So far the only one to have a how-to is Windows 7, but we’re sure that will change quickly. When Microsoft’s offering is installed on the device it get about four hours of use per charge which is fairly decent. We’d love to get our hands on one and try it out with Android but the $499 price tag is still a hurdle for us. We’re not saying it’s over priced, as it comes with a lot under the hood. Even at that price we think it blows the aPad out of the water.

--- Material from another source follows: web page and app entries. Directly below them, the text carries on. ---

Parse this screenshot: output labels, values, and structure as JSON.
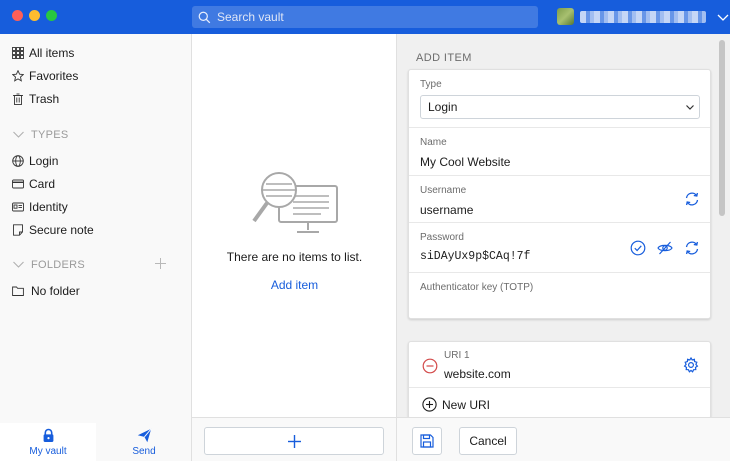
{
  "titlebar": {
    "search_placeholder": "Search vault",
    "search_icon": "search-icon",
    "account_icon": "avatar",
    "chevron_icon": "chevron-down-icon"
  },
  "sidebar": {
    "items": [
      {
        "label": "All items",
        "icon": "grid-icon"
      },
      {
        "label": "Favorites",
        "icon": "star-icon"
      },
      {
        "label": "Trash",
        "icon": "trash-icon"
      }
    ],
    "types_heading": "TYPES",
    "types": [
      {
        "label": "Login",
        "icon": "globe-icon"
      },
      {
        "label": "Card",
        "icon": "card-icon"
      },
      {
        "label": "Identity",
        "icon": "id-card-icon"
      },
      {
        "label": "Secure note",
        "icon": "note-icon"
      }
    ],
    "folders_heading": "FOLDERS",
    "folders": [
      {
        "label": "No folder",
        "icon": "folder-icon"
      }
    ],
    "tabs": [
      {
        "label": "My vault",
        "icon": "lock-icon"
      },
      {
        "label": "Send",
        "icon": "send-icon"
      }
    ]
  },
  "list": {
    "empty_text": "There are no items to list.",
    "add_item_link": "Add item"
  },
  "detail": {
    "heading": "ADD ITEM",
    "type_label": "Type",
    "type_value": "Login",
    "name_label": "Name",
    "name_value": "My Cool Website",
    "username_label": "Username",
    "username_value": "username",
    "password_label": "Password",
    "password_value": "siDAyUx9p$CAq!7f",
    "totp_label": "Authenticator key (TOTP)",
    "uri_label": "URI 1",
    "uri_value": "website.com",
    "new_uri_label": "New URI",
    "cancel_label": "Cancel"
  },
  "colors": {
    "brand": "#175ddc",
    "danger": "#d34a4a",
    "background": "#f0f0f0"
  }
}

If you’re not one of Apple’s devoted following the iPad means little more than new hardware you won’t use. Tired of being left out in the cold, [Slampana] built himself a Windows 7 tablet. He grabbed the motherboard and 13.4″ screen from an MSI X320, added a resistive touch screen, USB hub, internal WiFi and Bluetooth, then wrapped it up in a custom-built carbon case. It’s small, sleek, and comes in at around $600-$700. Start your drooling as you watch the demo after the break.
Continue reading “Windows 7 tablet in a carbon fiber case”
Where would be the best place to test out an unhackable netbook? The NSW department of education in Australia thinks that college is perfect . They plan on distributing netbooks, preloaded with Windows 7,and iTunes. They also have bios level tracking and security, allowing them to be remotely shut down on command. With 20,000 of these in circulation, we would think that we’ll see someone proving the “unhackable” statement wrong. We can only hope.